So far we have discussed the larger goals and how they are applied to a unit of Chumash, but we have not yet considered the day-to-day classroom experience and how it answers our first question in this post: how do the learners learn? Part of the answer comes from the top of the page in the packet, where the learners are given a “State Date,” an “End Date,” and the approximate number of class periods before the next test. (This information is based on the tentative calendar they are given at the beginning of the year.) Working in groups, the learners conquer the packet collaboratively at their own pace. They can use the later pages of the packet to record their observations, but most type them and share them as a GoogleDoc, which allows for nearly real-time collaboration with me rather than waiting weeks for my feedback. (Every student has an account in the school’s GoogleDocs Portal to facilitate this kind of work.) When Parshiot lend themselves to projects or presentations, all the better.

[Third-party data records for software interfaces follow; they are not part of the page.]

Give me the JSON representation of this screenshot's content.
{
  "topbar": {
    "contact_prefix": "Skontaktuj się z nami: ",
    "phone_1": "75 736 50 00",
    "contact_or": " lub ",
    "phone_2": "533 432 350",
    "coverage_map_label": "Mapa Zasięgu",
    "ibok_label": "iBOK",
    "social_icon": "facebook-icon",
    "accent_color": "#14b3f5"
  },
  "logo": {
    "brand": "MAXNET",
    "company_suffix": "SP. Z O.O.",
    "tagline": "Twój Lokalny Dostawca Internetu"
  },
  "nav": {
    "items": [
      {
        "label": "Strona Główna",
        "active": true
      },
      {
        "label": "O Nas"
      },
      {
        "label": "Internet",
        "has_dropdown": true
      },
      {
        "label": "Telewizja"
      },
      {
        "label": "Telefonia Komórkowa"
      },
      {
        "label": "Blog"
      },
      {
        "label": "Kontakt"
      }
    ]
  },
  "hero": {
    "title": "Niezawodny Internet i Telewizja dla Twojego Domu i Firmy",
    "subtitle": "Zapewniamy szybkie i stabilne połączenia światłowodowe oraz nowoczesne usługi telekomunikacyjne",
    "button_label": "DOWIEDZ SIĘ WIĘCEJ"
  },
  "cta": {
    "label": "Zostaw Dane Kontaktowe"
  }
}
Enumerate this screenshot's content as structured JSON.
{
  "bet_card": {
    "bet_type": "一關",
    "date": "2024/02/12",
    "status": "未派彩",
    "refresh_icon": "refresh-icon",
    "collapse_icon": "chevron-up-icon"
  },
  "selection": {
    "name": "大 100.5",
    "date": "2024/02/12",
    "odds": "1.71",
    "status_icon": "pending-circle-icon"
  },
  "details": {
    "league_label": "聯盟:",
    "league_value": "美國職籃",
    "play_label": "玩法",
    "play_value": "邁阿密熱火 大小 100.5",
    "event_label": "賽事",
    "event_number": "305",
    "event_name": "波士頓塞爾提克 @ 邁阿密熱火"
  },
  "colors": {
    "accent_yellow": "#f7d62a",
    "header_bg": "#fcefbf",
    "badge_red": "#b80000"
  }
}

Collaboration, give-and-take and self-management are the answer to how the learners learn. By creating a mini-structure for themselves within the boundaries of when the next test is, the students garner independence that can be applied to real-life learning, as their learning feels more real-life already and more closely mirrors real-life learning. The Rashi skills are geared to their needs right now with room to expand – more anticipates and translates are added as the year progresses, along with more Rashi’s altogether. The learner sees tangible progress over a fixed amount of time through ambitious, attainable, and altogether relevant goals using common-sense expectations that are rooted in a particular area but which are ready to grow with them as the year moves along. The comfort that comes with knowing that the goals and expectations will always look familiar is mixed with the anticipation of seeing those goals expand as their skills improve.
The importance of assessment has been clearly demonstrated in the research, and it is very clear that it must mirror the original goals of the learning. See the attached Parsha test in the model described above. It is not long, but it does not need to be. The students’ main assessment is the work they have been doing all along. The difference is that through assessment, the learner comes to appreciate and coalesce the learning that he or she has done through a unified medium. The goals themselves, however, should be as consistent (and as transparent) as possible through the entire learning-assessing process.
Those are some of the goals that we have in the classroom as applied to a particular class, Seventh Grade Chumash Shemot-Vayikra.